START Records supplied
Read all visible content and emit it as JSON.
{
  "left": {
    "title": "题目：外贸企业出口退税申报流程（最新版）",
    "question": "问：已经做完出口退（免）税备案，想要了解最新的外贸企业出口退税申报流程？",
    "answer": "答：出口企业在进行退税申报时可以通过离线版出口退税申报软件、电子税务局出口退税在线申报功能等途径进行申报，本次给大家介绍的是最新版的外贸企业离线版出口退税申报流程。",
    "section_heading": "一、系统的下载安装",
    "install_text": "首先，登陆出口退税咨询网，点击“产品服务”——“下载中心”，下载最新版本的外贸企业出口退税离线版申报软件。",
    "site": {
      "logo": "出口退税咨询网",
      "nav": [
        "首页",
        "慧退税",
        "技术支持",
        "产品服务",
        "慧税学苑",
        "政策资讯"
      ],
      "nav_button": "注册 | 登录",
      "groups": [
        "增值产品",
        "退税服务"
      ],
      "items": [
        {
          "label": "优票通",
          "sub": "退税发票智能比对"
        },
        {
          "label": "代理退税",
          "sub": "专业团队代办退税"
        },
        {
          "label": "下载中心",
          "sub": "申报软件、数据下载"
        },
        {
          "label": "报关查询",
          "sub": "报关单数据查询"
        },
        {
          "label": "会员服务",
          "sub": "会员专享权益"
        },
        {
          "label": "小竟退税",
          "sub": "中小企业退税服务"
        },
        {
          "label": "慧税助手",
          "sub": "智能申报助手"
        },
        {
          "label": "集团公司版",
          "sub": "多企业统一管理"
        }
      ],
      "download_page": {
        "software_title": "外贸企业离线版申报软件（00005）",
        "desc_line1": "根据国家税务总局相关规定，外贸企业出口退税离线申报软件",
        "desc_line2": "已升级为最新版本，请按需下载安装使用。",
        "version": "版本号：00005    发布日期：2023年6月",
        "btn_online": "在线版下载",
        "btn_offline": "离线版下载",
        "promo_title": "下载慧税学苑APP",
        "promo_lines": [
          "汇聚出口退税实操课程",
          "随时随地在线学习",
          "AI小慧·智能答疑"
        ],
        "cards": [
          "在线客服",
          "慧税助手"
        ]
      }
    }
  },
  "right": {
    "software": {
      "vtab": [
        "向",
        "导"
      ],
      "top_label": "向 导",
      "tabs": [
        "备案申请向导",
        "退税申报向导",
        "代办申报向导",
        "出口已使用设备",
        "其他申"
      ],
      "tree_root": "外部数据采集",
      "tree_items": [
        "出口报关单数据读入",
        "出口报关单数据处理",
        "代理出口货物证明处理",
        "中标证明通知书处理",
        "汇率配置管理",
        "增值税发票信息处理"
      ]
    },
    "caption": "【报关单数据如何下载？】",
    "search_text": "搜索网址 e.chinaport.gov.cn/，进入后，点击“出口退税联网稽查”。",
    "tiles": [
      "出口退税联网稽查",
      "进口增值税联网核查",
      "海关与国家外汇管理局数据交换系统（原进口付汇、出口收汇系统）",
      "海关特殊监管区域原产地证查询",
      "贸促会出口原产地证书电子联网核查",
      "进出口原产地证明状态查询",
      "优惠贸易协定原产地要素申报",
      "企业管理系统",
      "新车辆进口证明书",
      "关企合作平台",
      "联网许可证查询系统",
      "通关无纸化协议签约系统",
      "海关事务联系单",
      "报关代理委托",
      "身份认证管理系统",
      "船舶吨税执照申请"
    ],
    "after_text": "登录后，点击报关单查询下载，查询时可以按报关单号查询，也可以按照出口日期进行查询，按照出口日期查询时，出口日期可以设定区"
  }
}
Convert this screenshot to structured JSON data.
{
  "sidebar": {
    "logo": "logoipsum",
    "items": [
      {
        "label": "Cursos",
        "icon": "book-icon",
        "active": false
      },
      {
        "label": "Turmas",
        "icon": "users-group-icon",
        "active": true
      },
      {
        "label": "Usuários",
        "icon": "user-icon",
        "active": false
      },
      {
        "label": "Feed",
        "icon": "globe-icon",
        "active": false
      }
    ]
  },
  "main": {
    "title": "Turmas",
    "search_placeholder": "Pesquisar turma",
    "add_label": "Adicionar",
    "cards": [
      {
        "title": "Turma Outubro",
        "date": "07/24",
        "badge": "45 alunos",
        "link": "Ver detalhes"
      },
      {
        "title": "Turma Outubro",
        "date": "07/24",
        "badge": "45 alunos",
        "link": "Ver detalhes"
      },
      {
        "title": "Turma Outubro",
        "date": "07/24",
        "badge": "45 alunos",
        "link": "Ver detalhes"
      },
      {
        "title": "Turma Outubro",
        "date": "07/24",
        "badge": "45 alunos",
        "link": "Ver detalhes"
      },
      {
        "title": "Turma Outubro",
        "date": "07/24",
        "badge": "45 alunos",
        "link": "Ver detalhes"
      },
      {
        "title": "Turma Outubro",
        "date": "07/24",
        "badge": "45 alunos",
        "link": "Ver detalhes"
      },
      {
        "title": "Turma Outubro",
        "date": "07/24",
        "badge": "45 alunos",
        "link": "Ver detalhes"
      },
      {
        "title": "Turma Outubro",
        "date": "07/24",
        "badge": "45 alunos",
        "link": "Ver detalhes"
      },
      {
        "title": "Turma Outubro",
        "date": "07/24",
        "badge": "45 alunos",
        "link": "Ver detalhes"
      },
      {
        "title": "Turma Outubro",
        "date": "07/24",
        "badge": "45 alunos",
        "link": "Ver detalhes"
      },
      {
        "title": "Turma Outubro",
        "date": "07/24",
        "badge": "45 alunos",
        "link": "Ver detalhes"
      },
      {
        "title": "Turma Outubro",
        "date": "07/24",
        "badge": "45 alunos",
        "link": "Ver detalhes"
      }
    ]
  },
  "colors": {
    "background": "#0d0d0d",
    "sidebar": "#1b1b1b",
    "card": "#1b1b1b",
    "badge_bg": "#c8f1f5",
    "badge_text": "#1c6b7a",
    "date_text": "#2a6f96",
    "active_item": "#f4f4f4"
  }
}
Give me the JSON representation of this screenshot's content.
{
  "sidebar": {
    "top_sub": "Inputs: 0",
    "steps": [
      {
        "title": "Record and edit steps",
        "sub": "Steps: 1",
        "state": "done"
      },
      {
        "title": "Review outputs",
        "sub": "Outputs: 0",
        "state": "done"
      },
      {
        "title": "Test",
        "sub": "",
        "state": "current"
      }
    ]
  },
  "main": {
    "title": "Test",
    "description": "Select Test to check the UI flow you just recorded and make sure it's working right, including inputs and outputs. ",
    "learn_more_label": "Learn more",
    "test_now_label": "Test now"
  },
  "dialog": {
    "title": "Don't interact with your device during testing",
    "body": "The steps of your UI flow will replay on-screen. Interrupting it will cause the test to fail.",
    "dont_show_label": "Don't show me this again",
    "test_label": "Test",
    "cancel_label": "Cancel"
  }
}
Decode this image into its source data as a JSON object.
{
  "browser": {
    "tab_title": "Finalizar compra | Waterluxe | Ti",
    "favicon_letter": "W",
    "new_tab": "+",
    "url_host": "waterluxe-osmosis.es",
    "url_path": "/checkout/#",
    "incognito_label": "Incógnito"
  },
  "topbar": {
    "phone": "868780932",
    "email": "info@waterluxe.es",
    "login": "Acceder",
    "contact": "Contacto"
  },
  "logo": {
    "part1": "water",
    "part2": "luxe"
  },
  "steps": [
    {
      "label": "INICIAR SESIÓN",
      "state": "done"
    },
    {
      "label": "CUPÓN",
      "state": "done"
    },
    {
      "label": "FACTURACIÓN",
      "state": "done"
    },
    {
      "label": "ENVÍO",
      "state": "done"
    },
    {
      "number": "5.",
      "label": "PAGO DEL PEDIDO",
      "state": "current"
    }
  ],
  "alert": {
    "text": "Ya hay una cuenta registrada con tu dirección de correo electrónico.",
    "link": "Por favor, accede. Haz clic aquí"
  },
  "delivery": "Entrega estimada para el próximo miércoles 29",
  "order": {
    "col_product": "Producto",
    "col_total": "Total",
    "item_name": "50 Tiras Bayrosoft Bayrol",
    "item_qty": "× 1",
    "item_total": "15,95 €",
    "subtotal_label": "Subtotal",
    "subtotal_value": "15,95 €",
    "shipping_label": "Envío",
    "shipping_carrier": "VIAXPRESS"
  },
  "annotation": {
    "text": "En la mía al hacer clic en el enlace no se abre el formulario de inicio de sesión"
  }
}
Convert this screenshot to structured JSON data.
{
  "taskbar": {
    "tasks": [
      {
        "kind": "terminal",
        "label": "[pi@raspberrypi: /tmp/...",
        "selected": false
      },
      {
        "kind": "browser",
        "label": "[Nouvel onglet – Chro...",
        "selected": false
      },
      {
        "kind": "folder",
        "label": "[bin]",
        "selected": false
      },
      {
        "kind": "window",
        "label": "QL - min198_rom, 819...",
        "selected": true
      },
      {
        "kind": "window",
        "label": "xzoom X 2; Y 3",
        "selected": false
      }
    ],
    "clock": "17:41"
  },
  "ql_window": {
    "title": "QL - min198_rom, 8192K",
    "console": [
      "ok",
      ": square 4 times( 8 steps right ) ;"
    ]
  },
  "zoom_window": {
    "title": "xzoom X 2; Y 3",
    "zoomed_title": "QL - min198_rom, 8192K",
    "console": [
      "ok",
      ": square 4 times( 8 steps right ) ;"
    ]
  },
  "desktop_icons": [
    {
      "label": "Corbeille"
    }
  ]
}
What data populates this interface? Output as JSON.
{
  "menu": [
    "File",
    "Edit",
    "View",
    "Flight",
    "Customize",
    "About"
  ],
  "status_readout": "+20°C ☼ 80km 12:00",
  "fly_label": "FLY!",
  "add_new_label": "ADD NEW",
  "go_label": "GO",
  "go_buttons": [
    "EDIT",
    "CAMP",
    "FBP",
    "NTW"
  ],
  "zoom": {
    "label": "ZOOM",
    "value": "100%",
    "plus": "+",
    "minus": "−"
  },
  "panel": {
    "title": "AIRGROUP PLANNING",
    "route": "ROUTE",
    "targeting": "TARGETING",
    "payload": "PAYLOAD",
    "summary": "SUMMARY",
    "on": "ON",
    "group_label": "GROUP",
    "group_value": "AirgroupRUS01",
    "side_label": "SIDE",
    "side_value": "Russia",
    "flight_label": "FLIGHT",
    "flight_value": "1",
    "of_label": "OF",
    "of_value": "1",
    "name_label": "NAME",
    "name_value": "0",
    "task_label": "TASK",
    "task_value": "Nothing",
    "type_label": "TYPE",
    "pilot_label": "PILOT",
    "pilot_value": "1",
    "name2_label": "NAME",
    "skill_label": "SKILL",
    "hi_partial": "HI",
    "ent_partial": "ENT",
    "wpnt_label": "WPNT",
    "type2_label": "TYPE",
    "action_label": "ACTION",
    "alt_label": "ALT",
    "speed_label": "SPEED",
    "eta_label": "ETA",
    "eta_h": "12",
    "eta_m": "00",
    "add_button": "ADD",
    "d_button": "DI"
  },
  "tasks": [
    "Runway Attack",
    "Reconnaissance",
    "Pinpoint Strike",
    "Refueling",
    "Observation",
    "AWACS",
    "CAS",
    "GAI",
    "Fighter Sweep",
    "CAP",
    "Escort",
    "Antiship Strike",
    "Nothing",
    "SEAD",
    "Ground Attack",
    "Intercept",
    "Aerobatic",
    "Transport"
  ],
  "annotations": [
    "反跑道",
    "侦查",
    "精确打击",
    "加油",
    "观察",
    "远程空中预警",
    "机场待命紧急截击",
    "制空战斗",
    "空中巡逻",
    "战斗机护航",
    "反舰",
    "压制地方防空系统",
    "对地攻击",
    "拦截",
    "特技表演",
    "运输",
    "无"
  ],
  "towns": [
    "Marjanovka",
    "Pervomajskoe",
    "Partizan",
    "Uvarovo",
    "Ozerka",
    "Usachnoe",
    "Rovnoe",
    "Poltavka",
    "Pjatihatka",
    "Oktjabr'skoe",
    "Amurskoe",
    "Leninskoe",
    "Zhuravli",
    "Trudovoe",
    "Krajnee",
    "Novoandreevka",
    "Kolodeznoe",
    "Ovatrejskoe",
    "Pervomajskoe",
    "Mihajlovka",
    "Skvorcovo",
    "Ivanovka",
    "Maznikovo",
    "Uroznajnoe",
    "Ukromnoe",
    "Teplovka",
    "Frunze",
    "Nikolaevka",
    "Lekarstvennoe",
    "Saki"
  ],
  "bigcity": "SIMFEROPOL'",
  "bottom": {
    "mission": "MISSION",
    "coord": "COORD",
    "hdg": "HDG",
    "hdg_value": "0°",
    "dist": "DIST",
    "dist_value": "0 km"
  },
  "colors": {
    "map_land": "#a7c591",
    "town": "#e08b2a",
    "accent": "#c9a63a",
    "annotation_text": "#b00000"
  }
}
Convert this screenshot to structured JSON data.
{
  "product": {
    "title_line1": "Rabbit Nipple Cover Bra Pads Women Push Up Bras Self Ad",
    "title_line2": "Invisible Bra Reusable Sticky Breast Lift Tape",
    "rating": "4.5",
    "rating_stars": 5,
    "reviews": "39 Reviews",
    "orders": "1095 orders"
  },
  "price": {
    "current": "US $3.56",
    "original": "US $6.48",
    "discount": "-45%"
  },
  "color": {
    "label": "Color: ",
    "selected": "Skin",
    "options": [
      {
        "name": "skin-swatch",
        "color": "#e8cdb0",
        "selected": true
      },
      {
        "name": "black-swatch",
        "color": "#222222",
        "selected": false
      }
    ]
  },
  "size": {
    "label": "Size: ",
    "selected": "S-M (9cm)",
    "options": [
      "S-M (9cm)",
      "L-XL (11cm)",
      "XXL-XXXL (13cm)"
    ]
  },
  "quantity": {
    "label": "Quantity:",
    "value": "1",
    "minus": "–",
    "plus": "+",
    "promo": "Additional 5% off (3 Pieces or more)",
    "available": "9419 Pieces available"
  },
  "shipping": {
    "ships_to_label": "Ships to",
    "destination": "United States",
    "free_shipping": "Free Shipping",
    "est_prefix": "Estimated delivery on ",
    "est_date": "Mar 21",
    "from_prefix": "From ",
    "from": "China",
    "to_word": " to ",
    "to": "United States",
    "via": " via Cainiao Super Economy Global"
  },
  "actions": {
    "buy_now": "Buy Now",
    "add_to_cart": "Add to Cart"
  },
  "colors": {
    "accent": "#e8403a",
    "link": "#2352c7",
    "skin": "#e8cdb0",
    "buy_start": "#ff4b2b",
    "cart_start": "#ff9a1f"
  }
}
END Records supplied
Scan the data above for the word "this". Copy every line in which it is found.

Convert this screenshot to structured JSON data.
Give me the JSON representation of this screenshot's content.
    "dont_show_label": "Don't show me this again",
Decode this image into its source data as a JSON object.
Convert this screenshot to structured JSON data.
What data populates this interface? Output as JSON.
Convert this screenshot to structured JSON data.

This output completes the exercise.